[How to complete this task]: Leave no line out; reproduce the listing exactly.

══ Material for this exercise

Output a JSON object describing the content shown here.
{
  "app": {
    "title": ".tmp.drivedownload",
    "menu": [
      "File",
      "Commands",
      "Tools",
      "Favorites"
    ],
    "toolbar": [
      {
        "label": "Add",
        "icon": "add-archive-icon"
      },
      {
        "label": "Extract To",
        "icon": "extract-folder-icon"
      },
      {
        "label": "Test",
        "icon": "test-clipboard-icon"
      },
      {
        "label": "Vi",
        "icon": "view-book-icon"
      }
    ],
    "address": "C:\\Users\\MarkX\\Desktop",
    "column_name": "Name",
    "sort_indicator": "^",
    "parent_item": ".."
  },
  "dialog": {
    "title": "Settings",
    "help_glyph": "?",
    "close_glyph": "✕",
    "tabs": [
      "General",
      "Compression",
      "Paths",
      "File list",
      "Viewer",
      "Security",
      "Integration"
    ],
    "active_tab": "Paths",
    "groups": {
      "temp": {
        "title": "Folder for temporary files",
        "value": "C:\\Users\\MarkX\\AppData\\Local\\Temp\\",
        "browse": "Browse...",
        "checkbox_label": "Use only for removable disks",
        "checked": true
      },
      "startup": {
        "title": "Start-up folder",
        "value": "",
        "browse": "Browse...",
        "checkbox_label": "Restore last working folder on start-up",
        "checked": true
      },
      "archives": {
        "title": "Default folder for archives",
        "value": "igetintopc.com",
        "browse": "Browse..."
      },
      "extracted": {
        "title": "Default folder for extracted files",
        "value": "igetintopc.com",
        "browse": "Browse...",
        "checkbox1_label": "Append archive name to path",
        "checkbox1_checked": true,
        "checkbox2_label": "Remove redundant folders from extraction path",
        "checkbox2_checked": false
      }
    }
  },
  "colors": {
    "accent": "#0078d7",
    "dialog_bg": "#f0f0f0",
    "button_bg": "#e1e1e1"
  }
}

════

[Written answer]:
Output a JSON object describing the content shown here.
{
  "app": {
    "title": ".tmp.drivedownload",
    "menu": [
      "File",
      "Commands",
      "Tools",
      "Favorites"
    ],
    "toolbar": [
      {
        "label": "Add",
        "icon": "add-archive-icon"
      },
      {
        "label": "Extract To",
        "icon": "extract-folder-icon"
      },
      {
        "label": "Test",
        "icon": "test-clipboard-icon"
      },
      {
        "label": "Vi",
        "icon": "view-book-icon"
      }
    ],
    "address": "C:\\Users\\MarkX\\Desktop",
    "column_name": "Name",
    "sort_indicator": "^",
    "parent_item": ".."
  },
  "dialog": {
    "title": "Settings",
    "help_glyph": "?",
    "close_glyph": "✕",
    "tabs": [
      "General",
      "Compression",
      "Paths",
      "File list",
      "Viewer",
      "Security",
      "Integration"
    ],
    "active_tab": "Paths",
    "groups": {
      "temp": {
        "title": "Folder for temporary files",
        "value": "C:\\Users\\MarkX\\AppData\\Local\\Temp\\",
        "browse": "Browse...",
        "checkbox_label": "Use only for removable disks",
        "checked": true
      },
      "startup": {
        "title": "Start-up folder",
        "value": "",
        "browse": "Browse...",
        "checkbox_label": "Restore last working folder on start-up",
        "checked": true
      },
      "archives": {
        "title": "Default folder for archives",
        "value": "igetintopc.com",
        "browse": "Browse..."
      },
      "extracted": {
        "title": "Default folder for extracted files",
        "value": "igetintopc.com",
        "browse": "Browse...",
        "checkbox1_label": "Append archive name to path",
        "checkbox1_checked": true,
        "checkbox2_label": "Remove redundant folders from extraction path",
        "checkbox2_checked": false
      }
    }
  },
  "colors": {
    "accent": "#0078d7",
    "dialog_bg": "#f0f0f0",
    "button_bg": "#e1e1e1"
  }
}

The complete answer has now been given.